California dealers will be forced to check air pressure
Tire dealers and auto repair service providers in California will be required to check the tire pressure of every vehicle they service starting July 1, 2010, thanks to a regulation that was recently adopted by the California Environmental Protection Agency's Air Resources Board.
Some 40,000 service providers will be subject to this regulation, according to the board. Car wash, body and paint, and glass repair businesses are excluded.
The agency believes the mandatory tire pressure check rule will eliminate 700,000 metric tons of greenhouse gas emissions, reduce the state's fuel consumption by 75 million gallons, and extend "the average tire's useful life by 4,700 miles."
The Rubber Manufacturers Association (RMA) supports the regulation. Spokesman Dan Zielinksi says it will "help protect California's environment, help consumers save money in fuel and tire costs, and help Californians optimize vehicle safety."

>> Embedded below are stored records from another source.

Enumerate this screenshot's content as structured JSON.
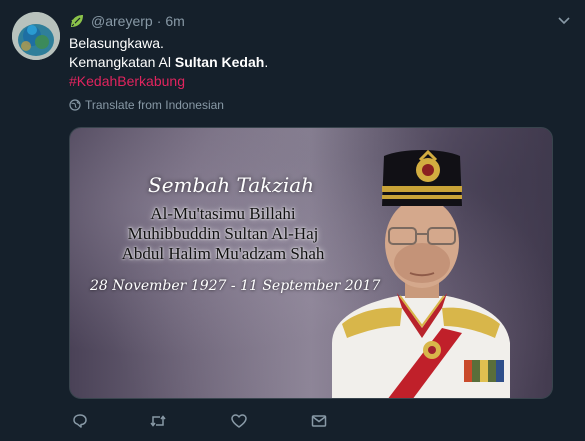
{
  "tweet": {
    "handle": "@areyerp",
    "separator": "·",
    "time": "6m",
    "lines": {
      "line1": "Belasungkawa.",
      "line2_prefix": "Kemangkatan Al ",
      "line2_bold": "Sultan Kedah",
      "line2_suffix": ".",
      "hashtag": "#KedahBerkabung"
    },
    "translate_label": "Translate from Indonesian"
  },
  "media": {
    "script_title": "Sembah Takziah",
    "name_lines": [
      "Al-Mu'tasimu Billahi",
      "Muhibbuddin Sultan Al-Haj",
      "Abdul Halim Mu'adzam Shah"
    ],
    "dates": "28 November 1927 - 11 September 2017"
  },
  "icons": {
    "avatar": "avatar-peacock",
    "leaf": "leaf-icon",
    "caret": "chevron-down-icon",
    "globe": "globe-icon",
    "reply": "reply-icon",
    "retweet": "retweet-icon",
    "like": "heart-icon",
    "dm": "envelope-icon"
  },
  "colors": {
    "background": "#15202b",
    "secondary_text": "#8899a6",
    "hashtag": "#e0245e",
    "leaf": "#8bc34a"
  }
}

The board estimates that the cost of implementing the new regulation "balanced with the benefits from the measures" will save each Californian $12 per year.
"About 38% of vehicles on the road in California today have severely underinflated tires, six pounds under manufacturer's recommendations."
The Air Resources Board has been charged with the task of drafting and enacting strategies that will reduce California's greenhouse gas emissions. Recently, the board proposed a "low carbon fuel standard," a regulation that seeks to curb greenhouse gas emissions from all of the state's vehicles.